This gourmet food area serves a variety of pastries, pizza, salad, pasta, and desserts. Each item is inspired by the spirit of Milan, all served with seasonal ingredients.
The third floor is the Experimental Coffee Bar, which is where you can go to taste some eclectic coffee drinks. Between the coffee flights, clever coffee creations, and nitrogen-infused gelato, customers can get an eclectic coffee experience.
The space is covered in original artwork, including a five-story mural by famous Chicago artist Eulojio Ortega along the side stairwell.
How is it different from other Starbucks?
"Starbucks" may be in the title, but it's nothing like your neighborhood 'bucks. No Peppermint Mochas or Pumpkin Spice Lattes here. The Chicago Starbucks Roastery has a menu of specialty drinks including brewed coffee, espresso drinks, and even cocktails. The brewed coffee is from the Starbucks Reserve line. The espresso drinks are limited, similar to what you would see at a small coffee shop. They have some normal drinks on the menu, like a Latte and a Cappuccino. But they also serve a Dark Chocolate Mocha and a Hazelnut Bianco Latte.
In terms of alcoholic beverages, they serve red, white, sparkling, and rosé by the glass and by the bottle. There are beer and cider options on the menu, as well as a few selective cocktails. They also serve a large variety of cocktails at the Arriviamo Cocktail Bar on the fourth floor, including barrel-aged coffee beverages and signature and classic cocktails. This cocktail bar is similar to the one found at the Starbucks Reserve in New York City.
Every worker has on some kind of trendy hat, instead of the traditional Starbucks ball cap or visor. This is to follow a health code in Chicago that says heads must be covered when working as a "food employee." Everyone's hats and outfits are different, each to fit their individual personalities. Wearing light canvas Reserve aprons instead of the classic green or black aprons, these Starbucks Roastery employees look more like the baristas at the local coffee shops sprinkled all around Chicago. For such a large corporation, and especially for being the largest Starbucks in the world, this flagship store surprisingly felt cozy and down-to-earth.

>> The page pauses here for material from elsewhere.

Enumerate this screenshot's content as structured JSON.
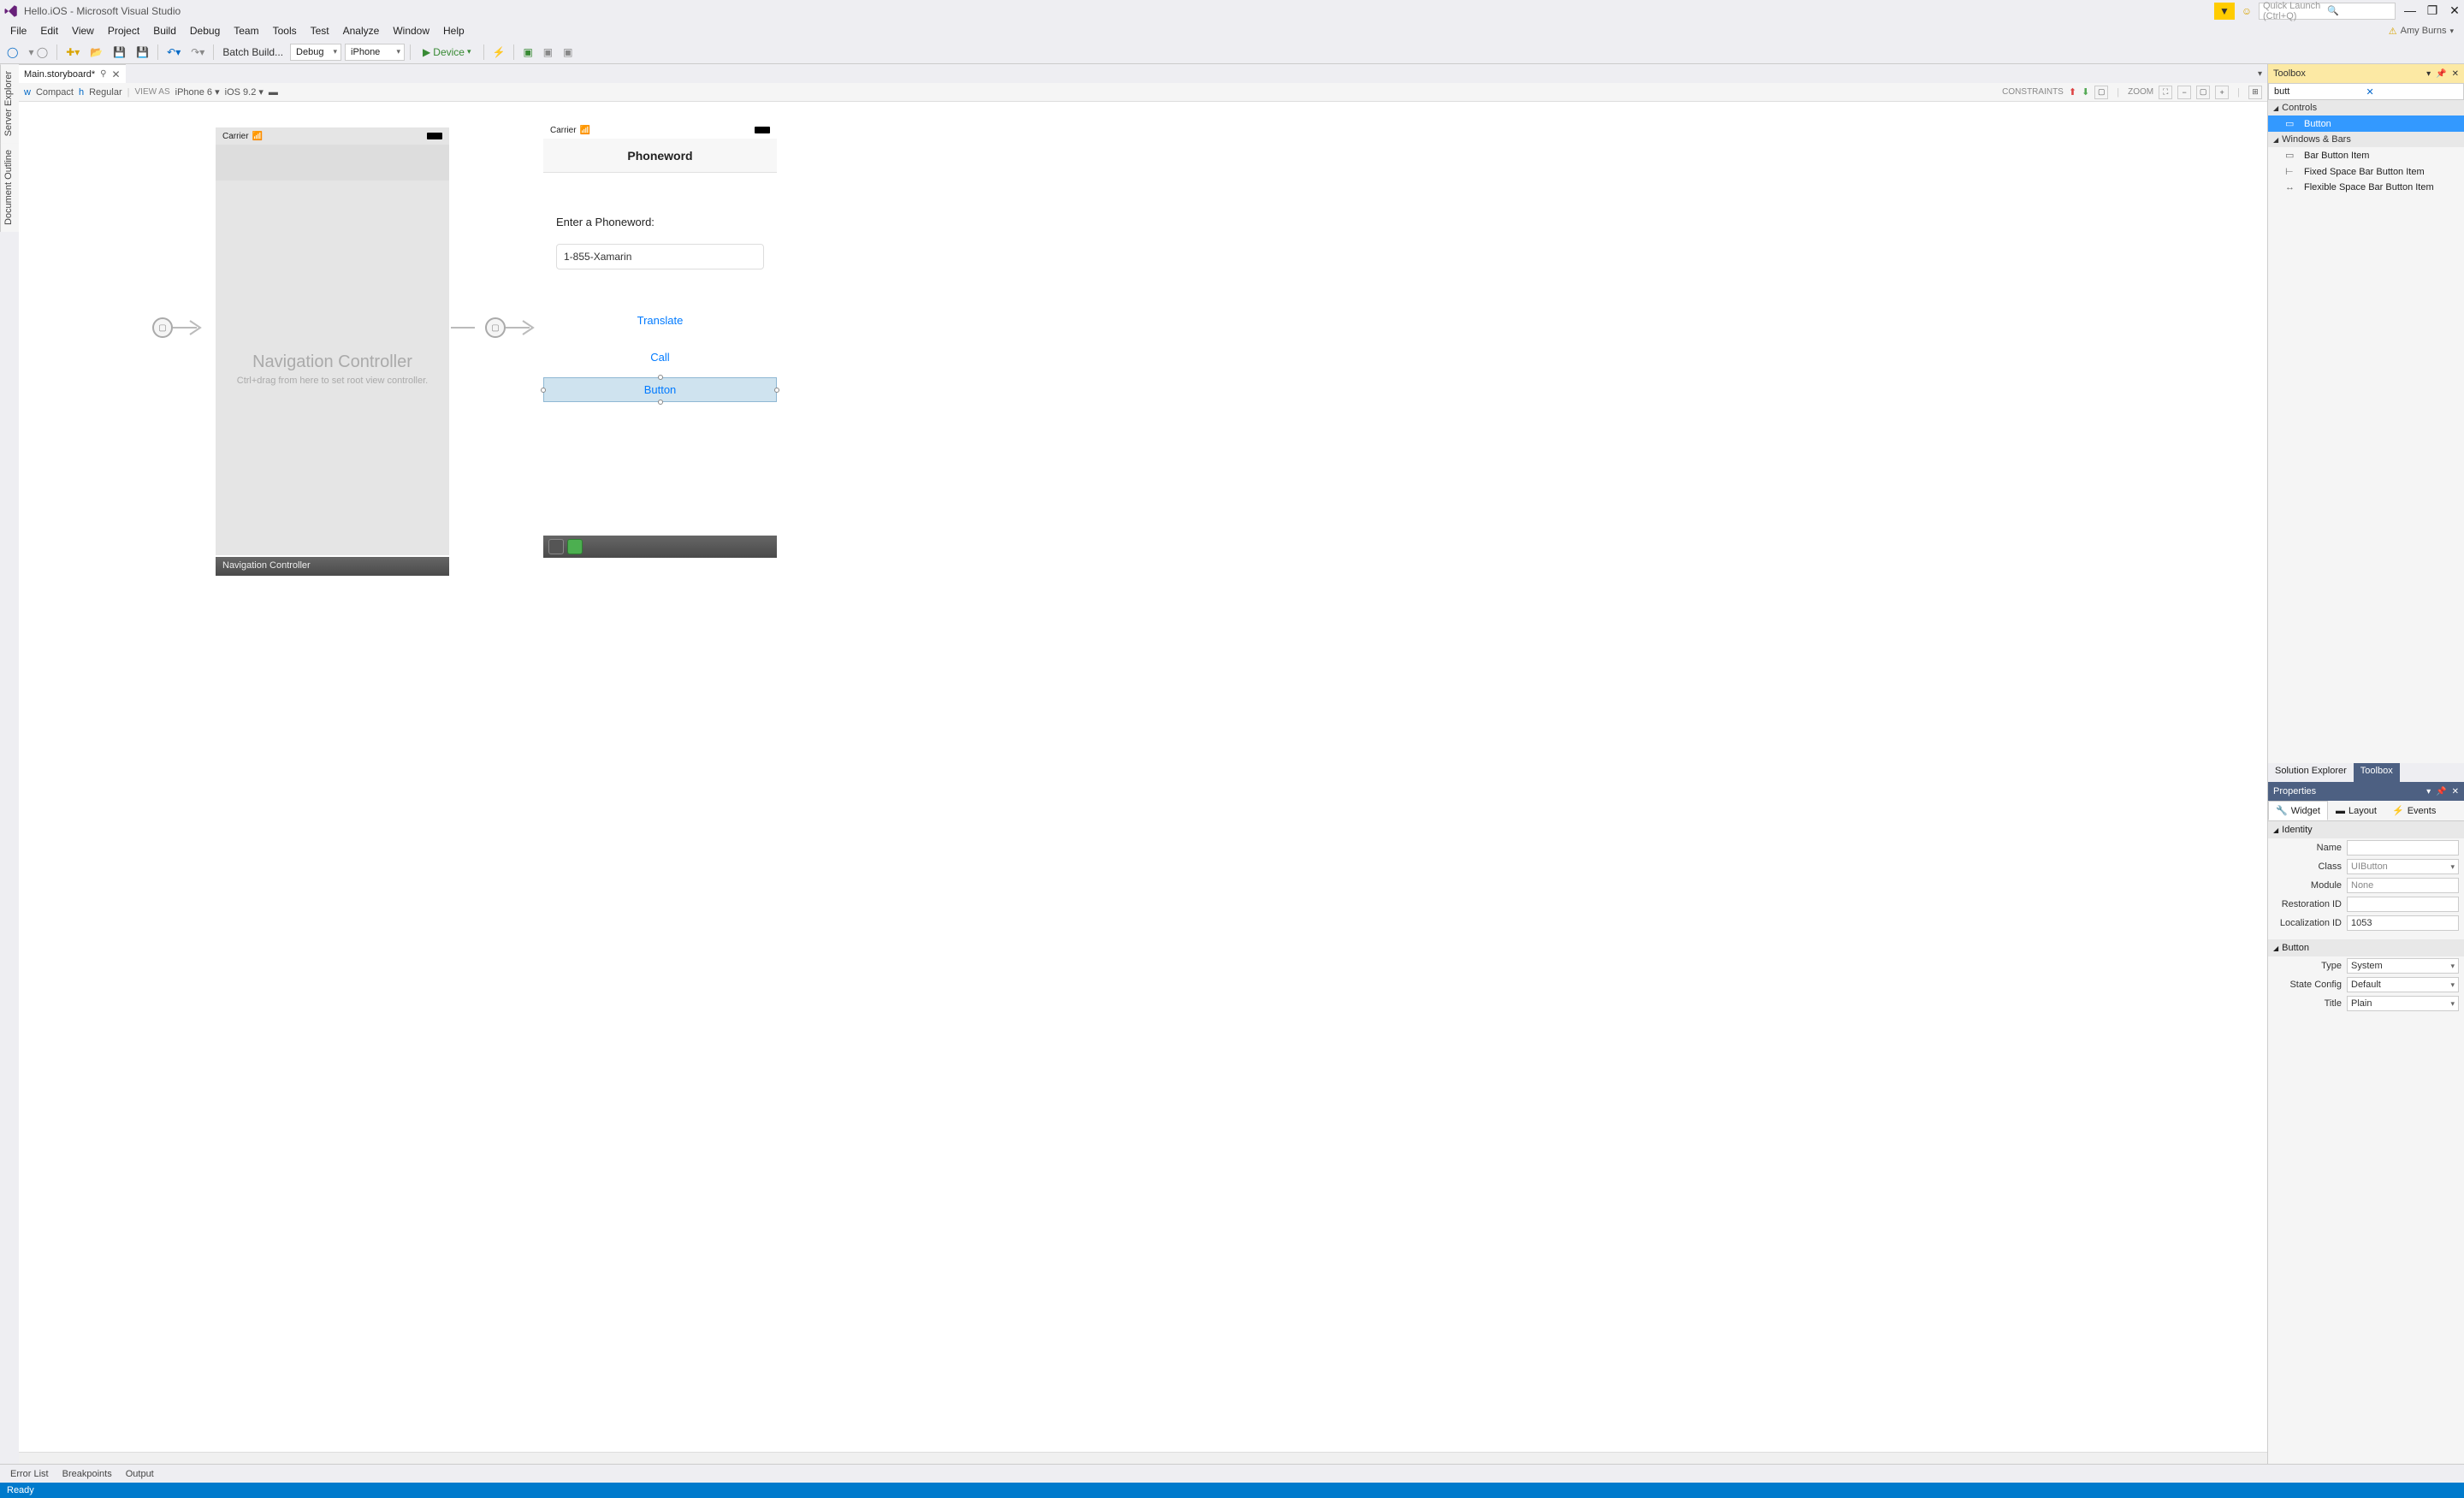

What's the food like?
Just like an authentic Italian bakery or café, the food sits out on glass cases for customers to peruse. All of the food looks incredibly fresh and colorful, making it incredibly hard to decide what to even eat. While it took me a while to decide, I ended up tasting a Panino Caprese (buffalo mozzarella with tomatoes, arugula, on fresh-baked focaccia bread), Cornetto al Lampano (raspberry croissant), and a Brioche a la Crema, and then washed it all down with a Dark Chocolate Mocha.

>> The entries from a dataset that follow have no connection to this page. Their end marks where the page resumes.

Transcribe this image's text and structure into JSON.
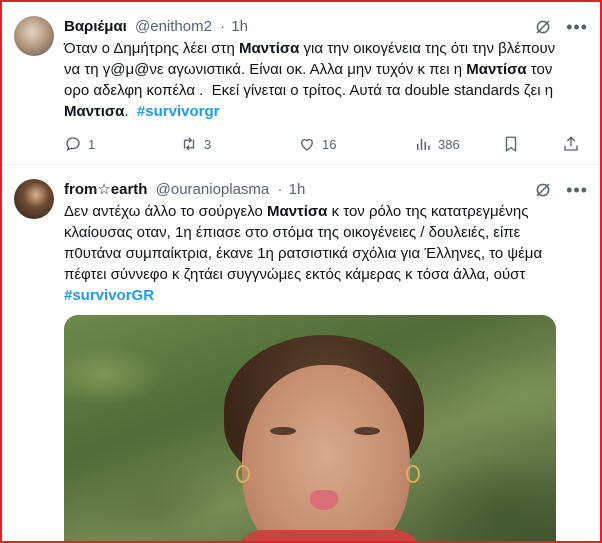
{
  "tweets": [
    {
      "display_name": "Βαριέμαι",
      "handle": "@enithom2",
      "time": "1h",
      "text_lines": [
        [
          "Όταν ο Δημήτρης λέει στη ",
          {
            "b": "Μαντίσα"
          },
          " για την οικογένεια της ότι την βλέπουν"
        ],
        [
          "να τη γ@μ@νε αγωνιστικά. Είναι οκ. Αλλα μην τυχόν κ πει η ",
          {
            "b": "Μαντίσα"
          },
          " τον"
        ],
        [
          "ορο αδελφη κοπέλα .  Εκεί γίνεται ο τρίτος. Αυτά τα double standards ζει η"
        ],
        [
          {
            "b": "Μαντισα"
          },
          ".  ",
          {
            "tag": "#survivorgr"
          }
        ]
      ],
      "stats": {
        "replies": "1",
        "reposts": "3",
        "likes": "16",
        "views": "386"
      }
    },
    {
      "display_name": "from☆earth",
      "handle": "@ouranioplasma",
      "time": "1h",
      "text_lines": [
        [
          "Δεν αντέχω άλλο το σούργελο ",
          {
            "b": "Μαντίσα"
          },
          " κ τον ρόλο της κατατρεγμένης"
        ],
        [
          "κλαίουσας οταν, 1η έπιασε στο στόμα της οικογένειες / δουλειές, είπε"
        ],
        [
          "π0υτάνα συμπαίκτρια, έκανε 1η ρατσιστικά σχόλια για Έλληνες, το ψέμα"
        ],
        [
          "πέφτει σύννεφο κ ζητάει συγγνώμες εκτός κάμερας κ τόσα άλλα, ούστ"
        ],
        [
          {
            "tag": "#survivorGR"
          }
        ]
      ]
    }
  ],
  "icons": {
    "grok": "grok-icon",
    "more": "more-icon",
    "reply": "reply-icon",
    "repost": "repost-icon",
    "like": "like-icon",
    "views": "views-icon",
    "bookmark": "bookmark-icon",
    "share": "share-icon"
  },
  "colors": {
    "hashtag": "#1d9bf0",
    "secondary_text": "#536471",
    "frame_border": "#e0232b"
  }
}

I admit, I've always found the croissants at Starbucks to be decent—especially for a chain. But the croissants at the Chicago roasters turn it up a notch. They are buttery and pull-apart like a flaky croissant you would enjoy in Paris. With a dollop of raspberry and sprinkled powdered sugar, this pastry just melts in your mouth. It's the perfect pastry to go with your mocha.
But while the croissants are divine, and their Brioche a la Crema are a delicious (and apparently popular) treat, I would consider the main event to be the focaccia bread. The bread was crunchy and salty, yet still spongy like true focaccia should be. While I wanted to devour it, I decided to take my time enjoying my sandwich and coffee as I took in the scene—sitting at a table watching residents and visitors of Chicago get giddy over the food, the shops, and, most importantly, the coffee.
Is it worth a trip?
Besides the long lines and the initial buzz for the world's largest Starbucks opening, I'm excited for this trendy spot in Chicago. I worked on the Magnificent Mile in Chicago for almost 2 years, and I'm a little jealous that I won't have this Starbucks Reserve for a lunch spot, especially since I'll be missing those heavenly focaccia paninis.
So should you stop by? Absolutely. Add it to your Chicago bucket list, and make sure to order a Dark Chocolate Mocha in my honor.